The Ancient Latin America Lectures Continue in Their Seventh Year, Highlighting the Ancient Civilizations of the Americas

February 15, 2024

Since 2017 the Ancient Latin America Lectures have featured recent scholars conducting archaeological, anthropological and art historical research on topics relating to the ancient civilizations of Latin America, set before the colonial period. These free public lectures allow researchers to answer questions directly from Yale undergraduate students, graduate students, and faculty, as well as members of the greater community, promoting opportunities for collaboration with Yale researchers working in the same areas.

In the Spring of 2024, the series will host a diverse range of scholars working in the modern nations of Guatemala, Belize, Mexico, Ecuador, and Peru. With the help of faculty sponsors, Dr. Oswaldo Chinchilla Mazariegos (photo left), and Dr. Richard L. Burger (photo right), the graduate student organizers for the series hope to continue achieving their goal of expanding the intellectual horizons of Yale students and researchers by highlighting new theoretical and methodological developments, and connecting Yale students and graduate students with influential scholars who are personally conducting cutting-edge research in Latin America.
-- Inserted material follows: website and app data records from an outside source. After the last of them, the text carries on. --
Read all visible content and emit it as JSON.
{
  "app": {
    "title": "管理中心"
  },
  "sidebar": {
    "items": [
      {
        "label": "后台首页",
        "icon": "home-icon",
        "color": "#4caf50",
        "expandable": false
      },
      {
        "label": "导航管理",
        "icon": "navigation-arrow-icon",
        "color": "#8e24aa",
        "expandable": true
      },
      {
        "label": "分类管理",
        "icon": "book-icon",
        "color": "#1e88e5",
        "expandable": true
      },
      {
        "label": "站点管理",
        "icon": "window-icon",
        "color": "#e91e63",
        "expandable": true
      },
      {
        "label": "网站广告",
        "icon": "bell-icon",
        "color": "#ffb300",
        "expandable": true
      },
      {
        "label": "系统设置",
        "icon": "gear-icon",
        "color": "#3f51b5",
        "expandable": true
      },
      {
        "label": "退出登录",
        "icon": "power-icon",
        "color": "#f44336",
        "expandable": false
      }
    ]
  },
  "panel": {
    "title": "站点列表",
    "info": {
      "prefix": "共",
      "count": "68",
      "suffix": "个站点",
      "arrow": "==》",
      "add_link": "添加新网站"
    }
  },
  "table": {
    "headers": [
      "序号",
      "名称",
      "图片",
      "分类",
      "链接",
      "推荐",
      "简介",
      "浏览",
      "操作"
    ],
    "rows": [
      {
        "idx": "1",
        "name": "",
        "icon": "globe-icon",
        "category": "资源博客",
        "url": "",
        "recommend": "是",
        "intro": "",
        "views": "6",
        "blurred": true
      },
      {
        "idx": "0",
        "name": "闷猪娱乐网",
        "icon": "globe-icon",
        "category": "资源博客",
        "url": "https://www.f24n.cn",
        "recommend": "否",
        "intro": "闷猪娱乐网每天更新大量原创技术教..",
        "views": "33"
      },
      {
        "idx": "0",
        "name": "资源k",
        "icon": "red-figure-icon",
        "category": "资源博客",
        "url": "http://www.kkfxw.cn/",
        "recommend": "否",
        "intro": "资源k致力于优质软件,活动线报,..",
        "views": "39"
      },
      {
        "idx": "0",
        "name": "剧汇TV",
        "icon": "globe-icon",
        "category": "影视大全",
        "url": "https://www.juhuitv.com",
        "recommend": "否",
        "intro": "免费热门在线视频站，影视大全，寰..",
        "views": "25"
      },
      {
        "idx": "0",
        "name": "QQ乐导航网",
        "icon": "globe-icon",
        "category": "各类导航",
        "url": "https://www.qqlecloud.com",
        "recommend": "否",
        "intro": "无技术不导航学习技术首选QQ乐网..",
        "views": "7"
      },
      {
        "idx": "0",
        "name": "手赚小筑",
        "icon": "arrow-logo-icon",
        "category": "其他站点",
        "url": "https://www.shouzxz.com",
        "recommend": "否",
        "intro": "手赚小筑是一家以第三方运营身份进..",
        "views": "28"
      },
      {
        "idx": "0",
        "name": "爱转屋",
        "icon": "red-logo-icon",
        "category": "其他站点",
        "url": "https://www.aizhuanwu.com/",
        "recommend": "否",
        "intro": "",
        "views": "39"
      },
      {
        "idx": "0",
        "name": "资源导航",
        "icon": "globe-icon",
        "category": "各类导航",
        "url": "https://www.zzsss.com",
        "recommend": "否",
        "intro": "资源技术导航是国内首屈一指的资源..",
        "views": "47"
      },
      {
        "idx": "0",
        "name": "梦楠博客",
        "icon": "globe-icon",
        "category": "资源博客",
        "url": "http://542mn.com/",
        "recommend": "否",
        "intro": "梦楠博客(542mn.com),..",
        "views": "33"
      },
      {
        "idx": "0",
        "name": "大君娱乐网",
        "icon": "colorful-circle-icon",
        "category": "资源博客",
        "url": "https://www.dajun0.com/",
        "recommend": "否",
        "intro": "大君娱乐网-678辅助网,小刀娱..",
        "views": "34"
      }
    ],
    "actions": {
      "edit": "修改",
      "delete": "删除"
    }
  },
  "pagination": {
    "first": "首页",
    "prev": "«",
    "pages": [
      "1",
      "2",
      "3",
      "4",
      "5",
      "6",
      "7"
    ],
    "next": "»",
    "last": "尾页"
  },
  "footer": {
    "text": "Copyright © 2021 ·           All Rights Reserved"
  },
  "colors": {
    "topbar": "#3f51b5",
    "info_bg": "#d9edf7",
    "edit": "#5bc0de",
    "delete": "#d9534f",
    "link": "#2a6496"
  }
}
A core group of graduate students form the organizing committee of the series and aspire to bring together scholars at various stages of their academic careers with diverse research areas, methodologies, and theoretical perspectives. These graduate students are Caitlin Davis, Adrian Everett, Corey Hermann, Michael Maddox, Carlos Flores Manzano, Sarah Martini, and Estanislao Pazmiño Tamayo.


Thus far in the 2023-2024 academic calendar, attendees of the series have heard from 5 speakers focusing upon a range of topics relating to the ancient civilizations of the Americas. Attendees have also enjoyed an informal reception where lunch and refreshments are served before and after each talk.

The inaugural lecture was given by Dr. Bernadette Cap, Assistant Professor in the Natural Sciences Department at San Antonio College. Dr. Cap discussed archaeological evidence for marketplaces among the ancient Maya, standardized weights and measurements, and wealth differences among ancient households in the Mopan Valley of Belize.

The following lecture was given by Dr. Keith Prufer, Fellow of Pre-Columbian Studies at Dumbarton Oaks and Professor of Anthropology at the University of New Mexico. Dr. Prufer presented isotopic evidence for dietary changes among the earliest Maya farmers from work in the Maya Mountains of Belize.

The next lecture was by Dr. Catherine Lara, Associate Researcher with the University of Paris Nanterre and the Institut Français d’Études Andines (IFEA). Dr. Lara discussed archaeological and ethnographic work in southern Ecuador and Peru, and how the use of modern ceramics in these communities have helped researchers understand the Inca mitmaq program of resettlement.

After the winter break the series featured work by Dr. David Lentz, Professor of Biological Sciences at the University of Cincinnati. Dr. Lentz discussed the cutting-edge technique of eDNA and how it can be used to identify cultivated and wild plants from ancient Maya households and urban spaces. Dr. Lentz shared examples from his work at Joya de Cerén in El Salvador, Tikal in Guatemala, and Calakmul in Mexican state of Campeche.

Finally, the most recent talk was by Dr. Ronald Lippi, Professor Emeritus of Anthropology and Honorary Anthropology Fellow at the University of Wisconsin. Dr. Lippi summarized four decades of research including archaeological and linguistic evidence for the origins of the Yumbo people beginning at 800 C.E. around what is now Quito, and the territorial expansion of the Inca into modern Ecuador.

This spring the series will host three additional engaging scholars on the Yale’s campus. On February 23rd, Dr. Jeb Card, Associate Teaching Professor of Anthropology at Miami University, will give a talk on the topic of spooky archaeology and the cultic milieu, featuring his work in El Salvador. On March 29, Dr. Iván Ghezzi, researcher at La Universidad de Piura, will discuss his work on the Chankillo solar observatory and ceremonial center, as well as the Kuélap fortified settlement in Peru. The final lecture of the semester will be given on April 12th by Dr. Jeffrey Blomster, Professor of Anthropology and International Affairs at George Washington University. Dr. Blomster will discuss his work on the topic of early socio-political complexity in the Mixteca Alta of northeast Guerrero and western Oaxaca of Mexico.

The organizers of the Ancient Latin America Lectures hope to continue highlighting new theoretical and methodological developments by connecting Yale students and researchers with influential scholars who are conducting this important research in Latin America. Building upon the success of the series since 2017, Yale undergraduate students, graduate students, and members of the greater community are invited to attend these free public lectures. The series is generously supported by the Kempf Family Fund from The Whitney and Betty MacMillan Center for International and Area Studies at Yale and the Council on Latin American & Iberian Studies at the MacMillan Center. All talks are held in 51 Hillhouse at 12 pm and a light lunch is provided. This year’s organizers hope to see you there!